In the first piece, the speaker articulates his patriotism, that he loves this “land of the pilgrims’” (line 2) and then proceeds to rave about america’s sons’ “acclaim[ing] [its] glorious name” (line 7) across centuries of colorful history before it turned into a very powerful imperial nation, following its colonial mother, Great Britain. Practically everyone talks about america’s beauty (line 9) even the handicapped (line 6) but to the speaker, there is nothing more beautiful than those who gallantly fought for the country (lines 9-12) just so they may enjoy the “voice of liberty” (line 13). This version of truth is all the speaker wants to articulate for all time because even as “[h]e spoke[,]…[he] drank rapidly a glass of water” (line 14) in order not to stop raving about this beautiful america he loves. The time in which the poem appeared, the United States is gaining ground to become the superpower that it is today.
The second piece has a marginalized person, most probably a native for a speaker. He possesses “[t]he truth—light that fills me light…” (line 3) by virtue of having been allowed to see through the light despite the totalizing efforts of the privileged to dismiss him as a colorum or, in Filipino parlance, an illegitimate. He proceeds to mention “Bagumbayan.

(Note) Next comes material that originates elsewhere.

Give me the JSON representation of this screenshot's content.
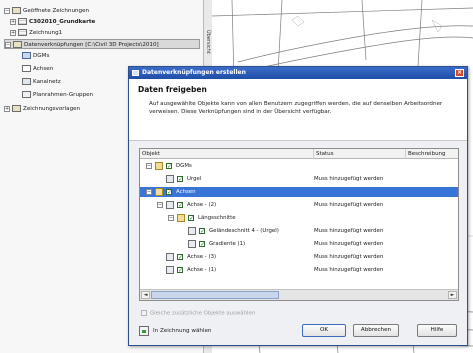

Aritao. Maragondon” (line 9)—the places where famous “colorums” like national hero Jose Rizal, the popular movement Cofradia de San Jose and great Katipunero Andres Bonifacio were all martyred. The colorum will not take demonizing against him sitting down,if only to liberate himself: he will not be bullet-riddled (lines 10-12) in the facedown manner all traitors die, nor give up his faith despite its being hanged/suspended (lines15-16) by the “legitimate.” The poem ends in an Amen (I believe), Cofradia-style, the last three syllables of which call to mind the name in which they were tagged.
It is noteworthy that in postmodern times, individuals are being liberated when they become their own person, someone not necessarily associated with an institution just to have an identity, someone whose assertion of identity will not fail unlike the addresses of the first pair of poems compared. Meanwhile, the postcolonial issue of retracing one’s significant history and reclaiming one’s truth, once resolved, will likewise bring about liberation; otherwise, one continues to be incarcerated in a colonial hegemony. The poem samples above which tackled such themes ruptured binaries to create poetry of liberation.